Lateral shoot growth and plant morphology of poinsettia (Euphorbia pulcherrima Willd.) were influenced by the pinching technique used for apical meristem removal. Plants were pinched in one of four ways: 1) soft (removal of the apical meristem plus stem and leaf tissue associated with leaves ≤2 cm long); 2) medium (removal of the apical meristem plus stem and leaf tissue associated with leaves up to 7 cm long); 3) hard (removal of the apical meristem plus stem and leaf tissue associated with all immature leaves); and 4) leaf removal (LR; soft pinch as defined above plus removal of all immature leaves but not the associated stem tissue). Initial growth of lateral shoots on soft and some medium-pinched plants was less than initial growth of lateral shoots on hard- or LR-pinched plants. Shorter lateral shoots and longer primary stems at anthesis on soft-pinched plants resulted in vertical plant architecture. Hard- and LR-pinched plants had a more horizontal plant architecture. The average height : width ratio of soft-, hard-, and LR-pinched plants at anthesis was 0.77, 0.68, and 0.63, respectively. Of 10 commercial cultivars tested in 1987, 48% of the inflorescences of soft-pinched plants developed below the bract canopy, compared with 27% and 31% for hard- and LR-pinched plants, respectively. These results show that the use of a soft pinch to increase inflorescence number in the bract canopy is not productive if immature leaves are left on the plant when pinching.
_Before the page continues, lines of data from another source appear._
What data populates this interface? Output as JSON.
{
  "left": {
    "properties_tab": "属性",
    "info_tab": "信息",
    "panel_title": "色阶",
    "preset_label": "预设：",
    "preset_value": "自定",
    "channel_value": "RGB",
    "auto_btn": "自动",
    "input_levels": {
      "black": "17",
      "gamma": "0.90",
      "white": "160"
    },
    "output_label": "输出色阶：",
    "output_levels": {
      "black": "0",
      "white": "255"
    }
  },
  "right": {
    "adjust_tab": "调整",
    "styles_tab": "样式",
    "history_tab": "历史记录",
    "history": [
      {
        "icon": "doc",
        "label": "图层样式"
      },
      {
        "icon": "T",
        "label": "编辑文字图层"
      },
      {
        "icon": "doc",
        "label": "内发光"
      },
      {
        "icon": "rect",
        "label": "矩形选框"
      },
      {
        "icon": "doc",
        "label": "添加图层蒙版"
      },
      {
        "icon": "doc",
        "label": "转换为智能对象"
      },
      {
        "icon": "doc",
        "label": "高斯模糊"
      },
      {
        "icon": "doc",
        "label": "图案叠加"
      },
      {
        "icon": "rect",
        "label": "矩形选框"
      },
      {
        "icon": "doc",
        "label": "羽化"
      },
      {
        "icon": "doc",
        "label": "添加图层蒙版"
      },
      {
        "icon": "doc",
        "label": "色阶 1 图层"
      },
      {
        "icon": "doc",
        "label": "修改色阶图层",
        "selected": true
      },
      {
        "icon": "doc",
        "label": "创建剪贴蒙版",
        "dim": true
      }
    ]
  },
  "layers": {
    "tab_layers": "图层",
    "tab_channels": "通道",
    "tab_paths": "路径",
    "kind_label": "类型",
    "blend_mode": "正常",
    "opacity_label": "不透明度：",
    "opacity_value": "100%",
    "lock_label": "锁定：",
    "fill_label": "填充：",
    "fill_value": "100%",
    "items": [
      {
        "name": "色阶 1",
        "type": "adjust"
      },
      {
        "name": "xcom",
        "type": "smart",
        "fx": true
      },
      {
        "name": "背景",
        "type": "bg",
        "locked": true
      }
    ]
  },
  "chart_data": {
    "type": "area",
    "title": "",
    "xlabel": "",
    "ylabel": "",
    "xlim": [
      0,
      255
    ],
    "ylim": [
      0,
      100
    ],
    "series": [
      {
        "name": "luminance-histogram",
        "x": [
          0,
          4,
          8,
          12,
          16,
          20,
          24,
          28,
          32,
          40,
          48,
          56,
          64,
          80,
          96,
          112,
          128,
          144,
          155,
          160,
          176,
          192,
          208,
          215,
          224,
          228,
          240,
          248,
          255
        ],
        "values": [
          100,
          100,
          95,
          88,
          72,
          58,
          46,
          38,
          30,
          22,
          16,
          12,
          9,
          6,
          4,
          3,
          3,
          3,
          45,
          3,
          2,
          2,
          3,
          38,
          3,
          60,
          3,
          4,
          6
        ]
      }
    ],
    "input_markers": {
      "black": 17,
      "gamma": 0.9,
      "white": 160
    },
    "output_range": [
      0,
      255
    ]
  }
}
The effects of photosynthetic photon flux (PPF), day temperature (DT) and night temperature (NT) on leaf number, leaf unfolding rate and shoot length were determined for chrysanthemum (Dendranthema grandiflora Tzvelev. ‘Bright Golden Anne’) grown under short day (SD) conditions. A functional relationship was first developed to predict if flower bud appearance would occur within 100 SD under a given set of environmental conditions. All combinations of DT and NT in the range from 10° to 30°C were predicted to result in flower bud appearance at higher PPF than 10.8 mol·day−1·m−2. The number of leaves formed below the flower increased quadratically as DT and/or NT increased from 10° to 30°. As PPF increased from 1.8 to 21.6 mol·day−1·m−2, one to two fewer leaves were formed per shoot. Rate of leaf unfolding increased linearly with increasing average daily temperature from 0.2 leaves/day at 10° to 0.5 leaves/day at 30°. Internode length was highly correlated with the difference between DT and NT (DIF = DT – NT) such that increasing DIF from –12° to 12° resulted in progressively longer internodes.